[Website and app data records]
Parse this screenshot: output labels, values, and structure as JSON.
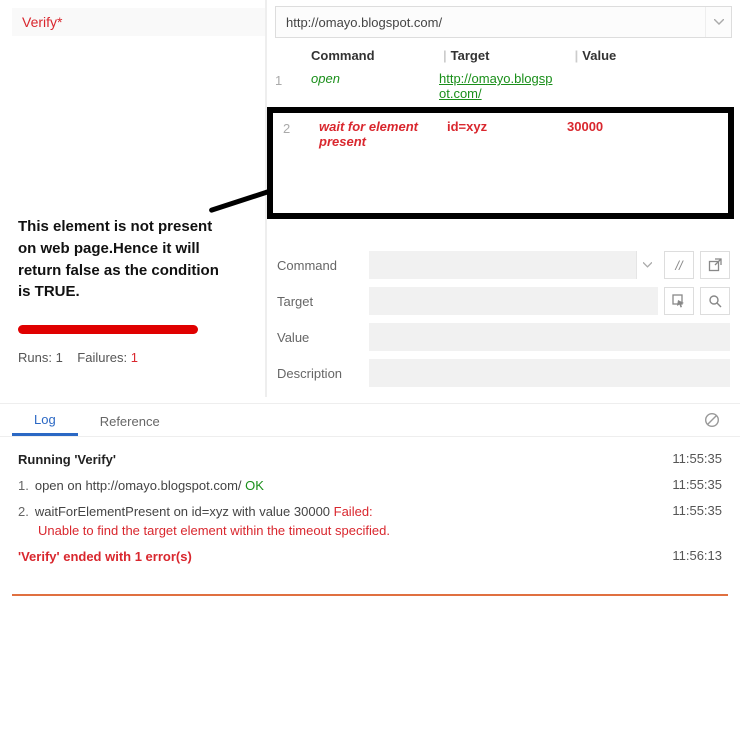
{
  "test_title": "Verify*",
  "annotation_text": "This element is not present on web page.Hence it will return false as the condition is TRUE.",
  "runs_label": "Runs:",
  "runs_count": "1",
  "failures_label": "Failures:",
  "failures_count": "1",
  "base_url": "http://omayo.blogspot.com/",
  "grid": {
    "headers": {
      "command": "Command",
      "target": "Target",
      "value": "Value"
    },
    "rows": [
      {
        "idx": "1",
        "command": "open",
        "target": "http://omayo.blogspot.com/",
        "value": ""
      },
      {
        "idx": "2",
        "command": "wait for element present",
        "target": "id=xyz",
        "value": "30000"
      }
    ]
  },
  "editor": {
    "command_label": "Command",
    "target_label": "Target",
    "value_label": "Value",
    "description_label": "Description"
  },
  "icons": {
    "disable": "//",
    "new_window": "new-window-icon",
    "select_in_page": "select-target-icon",
    "search": "search-icon",
    "chevron": "chevron-down-icon",
    "clear": "clear-icon"
  },
  "tabs": {
    "log": "Log",
    "reference": "Reference"
  },
  "log": [
    {
      "kind": "running",
      "msg_prefix": "Running ",
      "msg_quote": "'Verify'",
      "ts": "11:55:35"
    },
    {
      "kind": "step_ok",
      "num": "1.",
      "text": "open on http://omayo.blogspot.com/ ",
      "status": "OK",
      "ts": "11:55:35"
    },
    {
      "kind": "step_fail",
      "num": "2.",
      "text": "waitForElementPresent on id=xyz with value 30000 ",
      "status": "Failed:",
      "detail": "Unable to find the target element within the timeout specified.",
      "ts": "11:55:35"
    },
    {
      "kind": "end",
      "msg": "'Verify' ended with 1 error(s)",
      "ts": "11:56:13"
    }
  ]
}
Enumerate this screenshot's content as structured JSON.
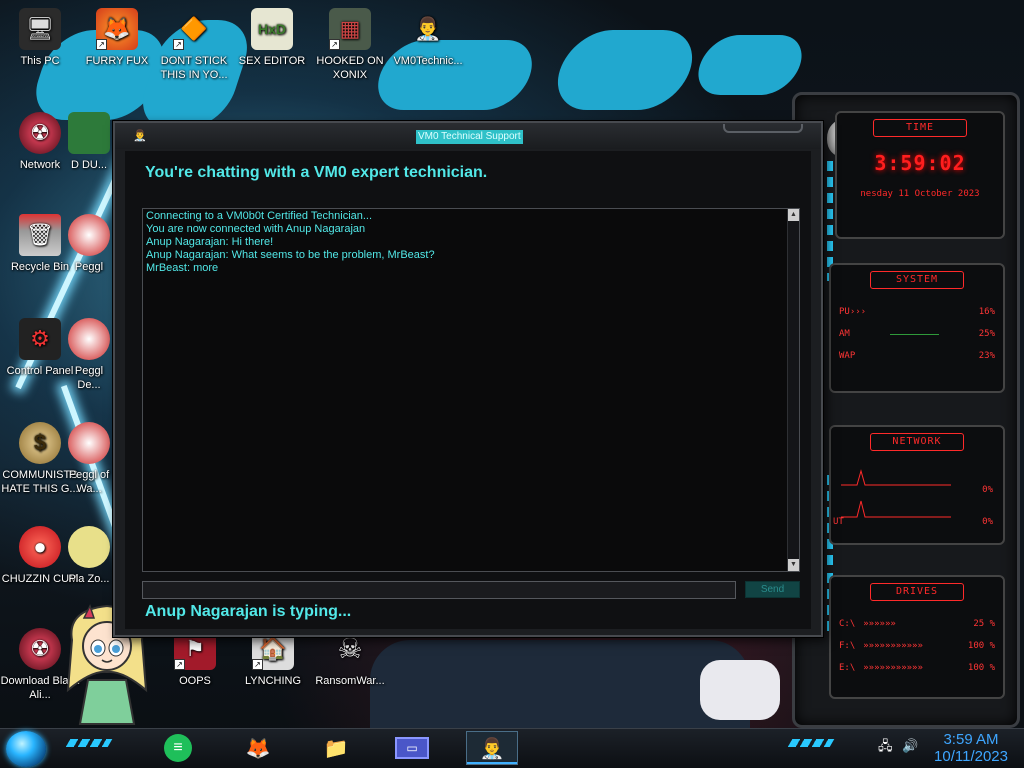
{
  "desktop": {
    "icons": [
      {
        "label": "This PC",
        "glyph": "🖥"
      },
      {
        "label": "FURRY FUX",
        "glyph": "🦊"
      },
      {
        "label": "DONT STICK THIS IN YO...",
        "glyph": "🔶"
      },
      {
        "label": "SEX EDITOR",
        "glyph": "HxD"
      },
      {
        "label": "HOOKED ON XONIX",
        "glyph": "▦"
      },
      {
        "label": "VM0Technic...",
        "glyph": "👨‍⚕️"
      },
      {
        "label": "Network",
        "glyph": "☢"
      },
      {
        "label": "D DU...",
        "glyph": ""
      },
      {
        "label": "Recycle Bin",
        "glyph": "🗑"
      },
      {
        "label": "Peggl",
        "glyph": ""
      },
      {
        "label": "Control Panel",
        "glyph": "⚙"
      },
      {
        "label": "Peggl De...",
        "glyph": ""
      },
      {
        "label": "COMMUNISTS HATE THIS G...",
        "glyph": "$"
      },
      {
        "label": "Peggl of Wa...",
        "glyph": ""
      },
      {
        "label": "CHUZZIN CUM",
        "glyph": "●"
      },
      {
        "label": "Pla Zo...",
        "glyph": ""
      },
      {
        "label": "Download Black Ali...",
        "glyph": "☢"
      },
      {
        "label": "OOPS",
        "glyph": "⚑"
      },
      {
        "label": "LYNCHING",
        "glyph": "🏠"
      },
      {
        "label": "RansomWar...",
        "glyph": "☠"
      }
    ]
  },
  "gadget": {
    "time_header": "TIME",
    "time": "3:59:02",
    "date": "nesday 11 October 2023",
    "system_header": "SYSTEM",
    "cpu_label": "PU",
    "cpu_value": "16%",
    "ram_label": "AM",
    "ram_value": "25%",
    "swap_label": "WAP",
    "swap_value": "23%",
    "network_header": "NETWORK",
    "net_in_value": "0%",
    "net_out_label": "UT",
    "net_out_value": "0%",
    "drives_header": "DRIVES",
    "drive1_label": "C:\\",
    "drive1_value": "25 %",
    "drive2_label": "F:\\",
    "drive2_value": "100 %",
    "drive3_label": "E:\\",
    "drive3_value": "100 %"
  },
  "chat": {
    "title": "VM0 Technical Support",
    "heading": "You're chatting with a VM0 expert technician.",
    "messages": [
      "Connecting to a VM0b0t Certified Technician...",
      "You are now connected with Anup Nagarajan",
      "Anup Nagarajan: Hi there!",
      "Anup Nagarajan: What seems to be the problem, MrBeast?",
      "MrBeast: more"
    ],
    "input_value": "",
    "send_label": "Send",
    "typing_status": "Anup Nagarajan is typing..."
  },
  "taskbar": {
    "apps": [
      {
        "name": "notes-app",
        "glyph": "≡",
        "active": false
      },
      {
        "name": "firefox",
        "glyph": "🦊",
        "active": false
      },
      {
        "name": "file-explorer",
        "glyph": "📁",
        "active": false
      },
      {
        "name": "vm-app",
        "glyph": "▭",
        "active": false
      },
      {
        "name": "vm0-technician",
        "glyph": "👨‍⚕️",
        "active": true
      }
    ],
    "clock_time": "3:59 AM",
    "clock_date": "10/11/2023"
  },
  "colors": {
    "chat_accent": "#52e8e8",
    "gadget_red": "#ff2a2a",
    "taskbar_clock": "#3ea6ff"
  }
}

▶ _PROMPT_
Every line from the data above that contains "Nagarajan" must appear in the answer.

▶ _ANSWER SECTION_
      "You are now connected with Anup Nagarajan",
      "Anup Nagarajan: Hi there!",
      "Anup Nagarajan: What seems to be the problem, MrBeast?",
    "typing_status": "Anup Nagarajan is typing..."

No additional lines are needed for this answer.